Tiger Leg Monkey Frog
(image via: Brad Wilson, DVM)
Tigers and monkeys and frogs, oh my! The Tiger Leg Monkey Frog (Phyllomedusa tomopterna) is also known as the Barred Leaf Frog, presumably by people with diminished senses of fun and adventure. Found over a wide range of Amazonian rainforest habitats in northern and western South America, this strikingly marked tree frog is officially listed by IUCN as being of Least Concern though like all rainforest creatures, its future remains clouded by the threat of increased human activity in the region. Credit Flicker user Brad Wilson, DVM for the above and other images of this amazing amphibian.

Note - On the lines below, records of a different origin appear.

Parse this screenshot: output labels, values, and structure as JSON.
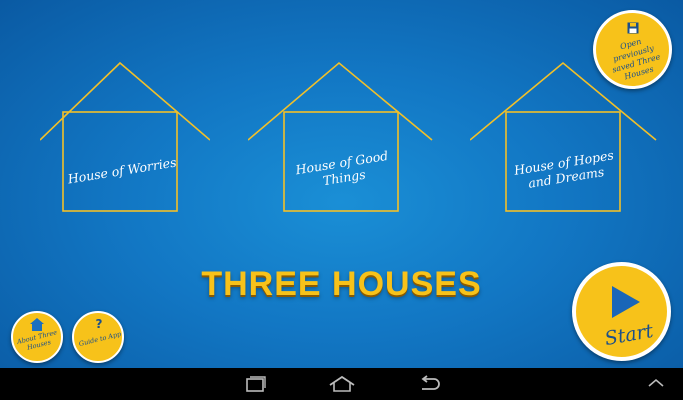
{
  "title": "THREE HOUSES",
  "houses": [
    {
      "label": "House of Worries"
    },
    {
      "label": "House of Good Things"
    },
    {
      "label": "House of Hopes and Dreams"
    }
  ],
  "buttons": {
    "open_saved": "Open previously saved Three Houses",
    "start": "Start",
    "about": "About Three Houses",
    "guide": "Guide to App",
    "guide_icon_glyph": "?"
  },
  "icons": {
    "open_saved": "floppy-disk-icon",
    "start": "play-icon",
    "about": "house-icon",
    "guide": "question-mark-icon",
    "nav_recents": "recent-apps-icon",
    "nav_home": "home-icon",
    "nav_back": "back-icon",
    "nav_up": "chevron-up-icon"
  },
  "colors": {
    "background": "#1277c4",
    "accent": "#f7c21a",
    "button_text": "#1b4f8a",
    "house_outline": "#f2c029",
    "navbar": "#000000"
  }
}
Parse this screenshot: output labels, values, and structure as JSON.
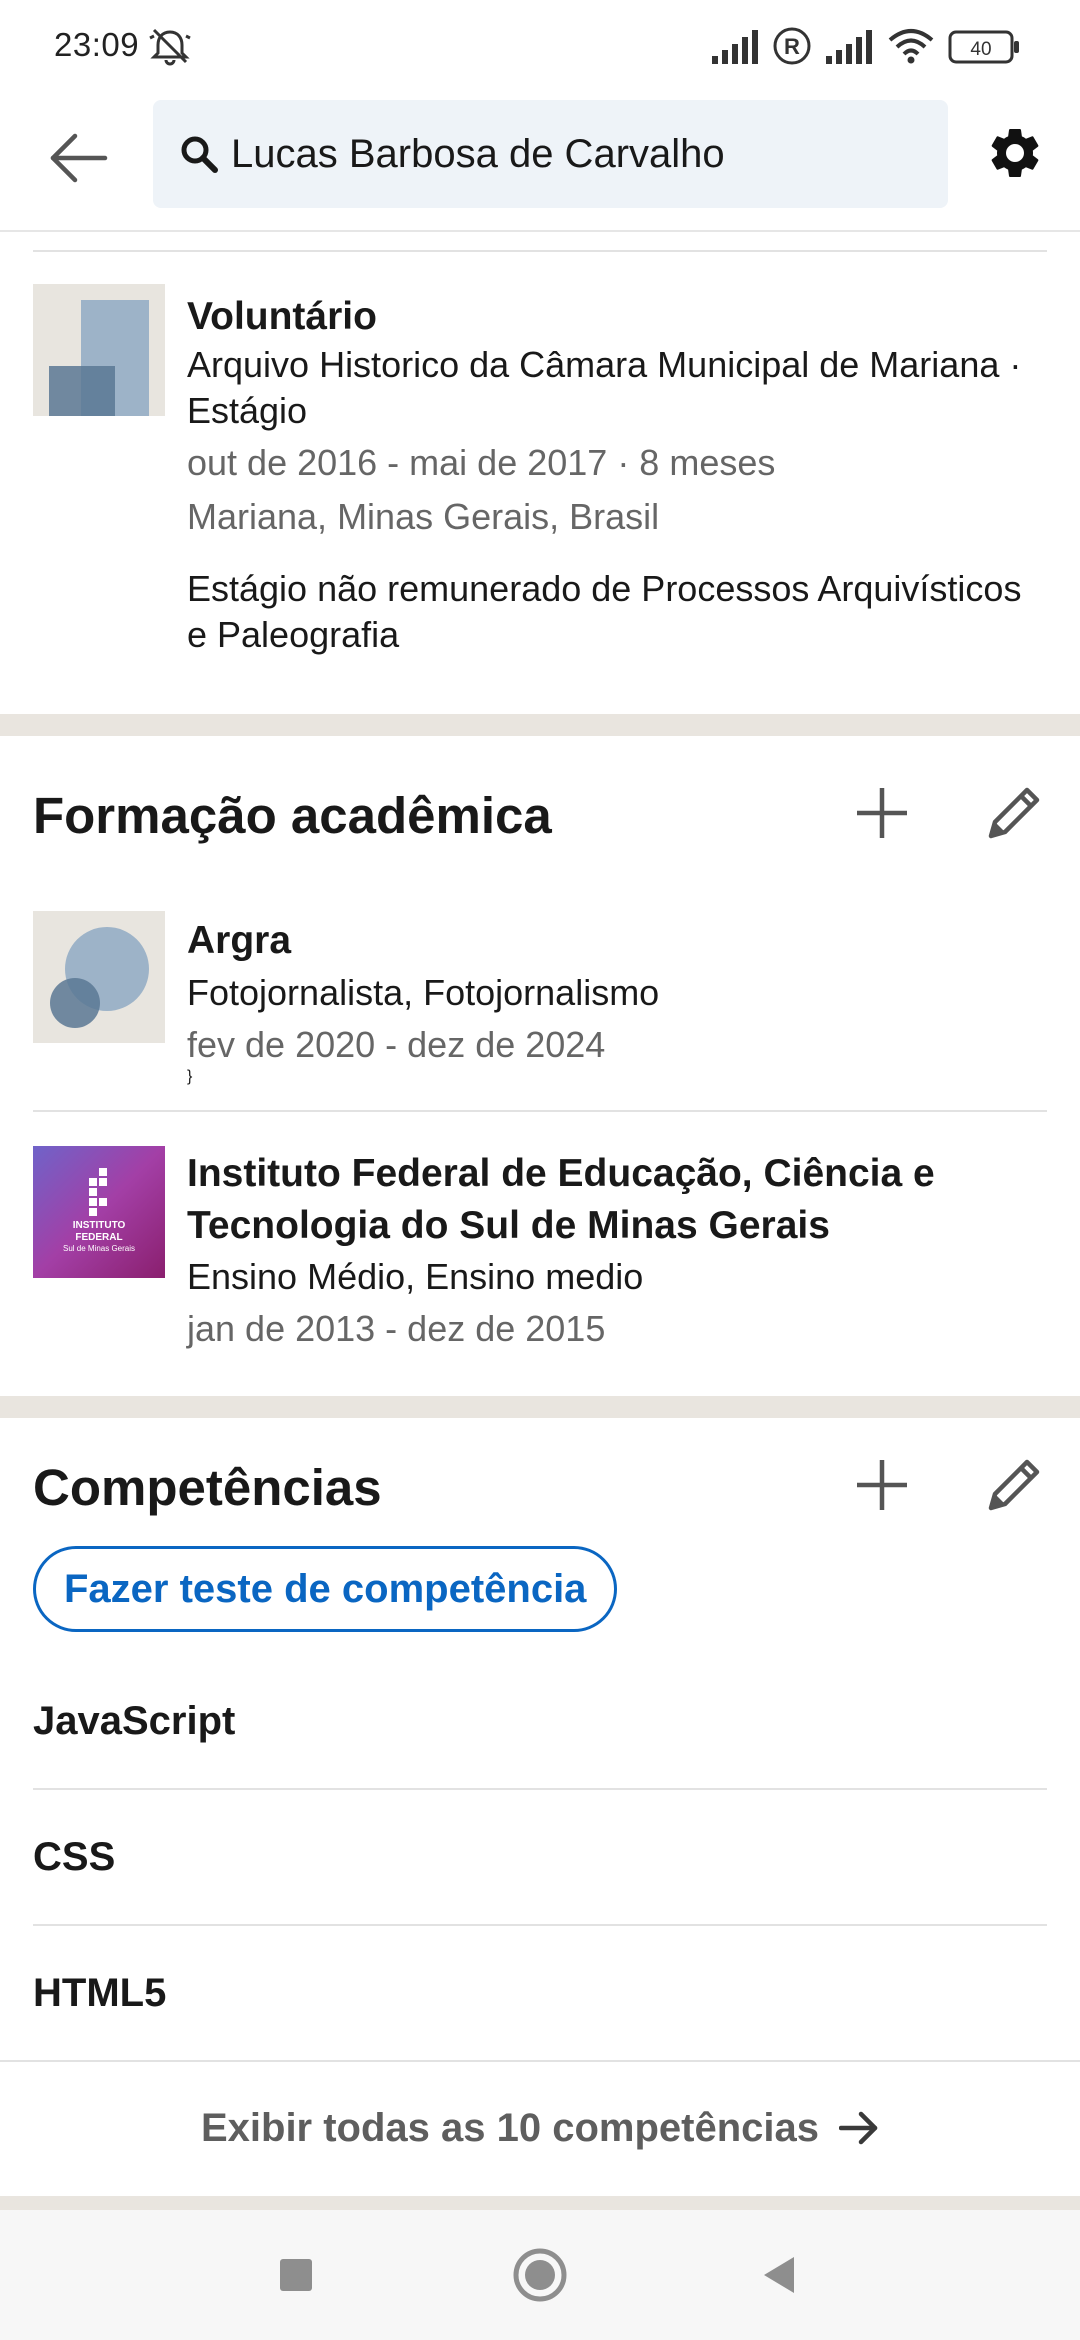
{
  "status_bar": {
    "time": "23:09",
    "battery": "40",
    "icons": [
      "dnd-off-icon",
      "signal-icon",
      "roaming-icon",
      "signal-icon",
      "wifi-icon",
      "battery-icon"
    ]
  },
  "app_bar": {
    "back_icon": "arrow-left-icon",
    "search_value": "Lucas Barbosa de Carvalho",
    "settings_icon": "gear-icon"
  },
  "experience_entry": {
    "title": "Voluntário",
    "org_line": "Arquivo Historico da Câmara Municipal de Mariana · Estágio",
    "dates": "out de 2016 - mai de 2017 · 8 meses",
    "location": "Mariana, Minas Gerais, Brasil",
    "description": "Estágio não remunerado de Processos Arquivísticos e Paleografia"
  },
  "education": {
    "title": "Formação acadêmica",
    "items": [
      {
        "school": "Argra",
        "degree": "Fotojornalista, Fotojornalismo",
        "dates": "fev de 2020 - dez de 2024"
      },
      {
        "school": "Instituto Federal de Educação, Ciência e Tecnologia do Sul de Minas Gerais",
        "degree": "Ensino Médio, Ensino medio",
        "dates": "jan de 2013 - dez de 2015",
        "logo_text_1": "INSTITUTO",
        "logo_text_2": "FEDERAL",
        "logo_text_3": "Sul de Minas Gerais"
      }
    ]
  },
  "skills": {
    "title": "Competências",
    "test_button": "Fazer teste de competência",
    "items": [
      "JavaScript",
      "CSS",
      "HTML5"
    ],
    "show_all": "Exibir todas as 10 competências"
  },
  "colors": {
    "accent": "#0a66c2",
    "divider": "#e9e5df",
    "muted_text": "#666666"
  }
}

Phyllomedusa tomopterna, like most Monkey Frogs, spend much of the time far up in rainforest treetops where they risk overexposure to the fierce tropic sun. To counteract the effects of solar radiation, these frogs secrete a waxy substance that acts as a natural sunscreen. Oddly enough, the Tiger Leg Monkey Frog is mainly active at night while sleeping through the day.
The so-called Cocoa Frog (Hypsiboas sp) is so new – to science, at least – that it doesn’t even have a formal taxonomic name yet. Discovered in southeastern Suriname along with 60 other previously unknown species during an expedition one of the world’s last expanses of undisturbed and unexplored rainforest, this diminutive tree frog sports big brown eyes and a deliciously decadent (oops, been watching too many chocolate commercials) skin striped and splotched with warm shades of cocoa brown.

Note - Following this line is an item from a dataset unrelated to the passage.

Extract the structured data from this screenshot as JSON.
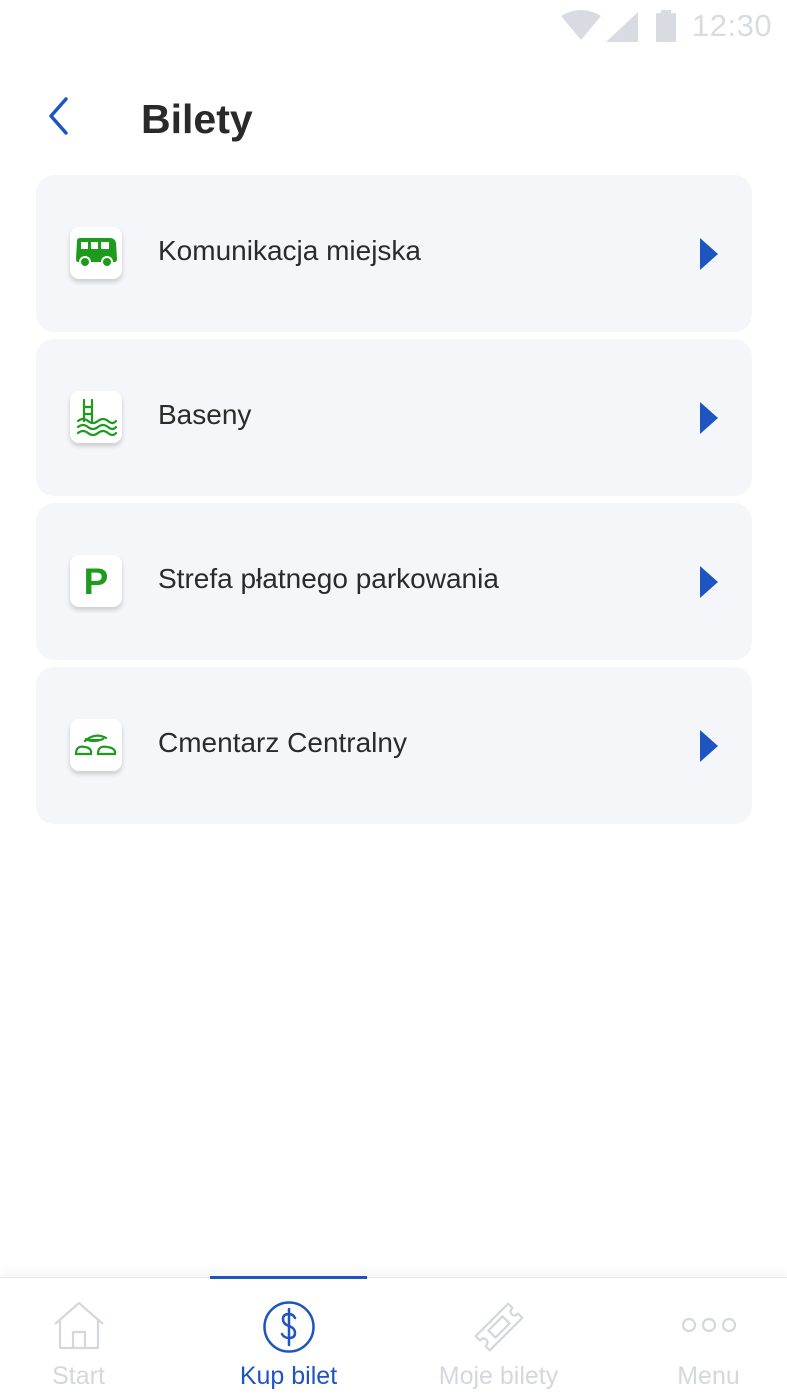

Madagascar Tomato Frog
(image via: Diana Bradshaw)
The Madagascar Tomato Frog (Dyscophus antongilii) is a large frog whose skin color ranges from yellow-orange to orange-red with males tending toward the former and females the latter. Kudos to Flickr user Diana Bradshaw for her very “ripe” image of a Madagascar Tomato Frog at rest.

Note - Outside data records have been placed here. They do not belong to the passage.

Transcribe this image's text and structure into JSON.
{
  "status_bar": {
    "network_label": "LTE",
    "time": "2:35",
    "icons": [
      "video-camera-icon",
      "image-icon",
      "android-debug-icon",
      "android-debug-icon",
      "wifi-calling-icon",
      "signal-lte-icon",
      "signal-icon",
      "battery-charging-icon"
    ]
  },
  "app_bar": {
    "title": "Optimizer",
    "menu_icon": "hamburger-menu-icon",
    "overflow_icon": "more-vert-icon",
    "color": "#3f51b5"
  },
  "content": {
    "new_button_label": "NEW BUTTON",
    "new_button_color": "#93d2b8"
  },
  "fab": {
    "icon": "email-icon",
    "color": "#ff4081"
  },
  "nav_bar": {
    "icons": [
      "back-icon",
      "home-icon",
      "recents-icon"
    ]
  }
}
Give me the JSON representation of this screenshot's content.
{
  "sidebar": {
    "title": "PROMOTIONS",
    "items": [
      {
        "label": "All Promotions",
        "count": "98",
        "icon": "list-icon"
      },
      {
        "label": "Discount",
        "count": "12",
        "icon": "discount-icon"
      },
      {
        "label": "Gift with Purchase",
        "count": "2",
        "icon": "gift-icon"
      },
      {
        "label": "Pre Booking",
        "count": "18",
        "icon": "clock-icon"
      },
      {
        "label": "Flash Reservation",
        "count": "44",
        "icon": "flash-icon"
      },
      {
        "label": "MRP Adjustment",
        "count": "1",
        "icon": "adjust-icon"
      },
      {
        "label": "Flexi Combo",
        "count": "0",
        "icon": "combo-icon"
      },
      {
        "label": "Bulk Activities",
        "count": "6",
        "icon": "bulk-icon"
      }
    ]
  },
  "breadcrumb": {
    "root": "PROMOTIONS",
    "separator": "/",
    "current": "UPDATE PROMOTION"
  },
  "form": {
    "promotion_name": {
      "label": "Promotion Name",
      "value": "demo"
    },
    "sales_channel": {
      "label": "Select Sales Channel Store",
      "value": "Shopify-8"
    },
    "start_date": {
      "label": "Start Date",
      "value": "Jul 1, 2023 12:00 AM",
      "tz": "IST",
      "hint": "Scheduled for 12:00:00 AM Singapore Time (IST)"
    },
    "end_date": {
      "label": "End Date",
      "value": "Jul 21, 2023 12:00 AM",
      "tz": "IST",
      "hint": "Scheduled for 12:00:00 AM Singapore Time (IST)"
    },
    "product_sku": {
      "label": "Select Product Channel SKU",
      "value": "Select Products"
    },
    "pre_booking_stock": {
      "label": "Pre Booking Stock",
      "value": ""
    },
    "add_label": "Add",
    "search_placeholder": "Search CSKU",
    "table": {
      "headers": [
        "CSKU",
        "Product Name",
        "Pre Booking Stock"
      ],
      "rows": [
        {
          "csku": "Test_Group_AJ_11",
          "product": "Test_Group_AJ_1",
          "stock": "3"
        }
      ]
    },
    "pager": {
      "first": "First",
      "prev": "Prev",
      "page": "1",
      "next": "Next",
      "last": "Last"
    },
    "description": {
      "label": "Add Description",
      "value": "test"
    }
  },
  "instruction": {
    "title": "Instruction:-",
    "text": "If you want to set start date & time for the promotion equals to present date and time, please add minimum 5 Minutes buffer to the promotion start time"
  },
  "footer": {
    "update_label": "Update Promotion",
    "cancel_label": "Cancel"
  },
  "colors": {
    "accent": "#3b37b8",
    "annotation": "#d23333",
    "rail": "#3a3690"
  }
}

One might assume the Madagascar Tomato Frog‘s conspicuous coloration indicates some sort of toxicity, as is the case with many species of brightly colored South American “poison dart” frogs. This African frog takes a slightly different tack: when attacked, its skin secretes a white viscous liquid that acts as a sort of organic krazy glue. In its own way, the Madagascar Tomato Frog advises potential predators their next meal just might be their last.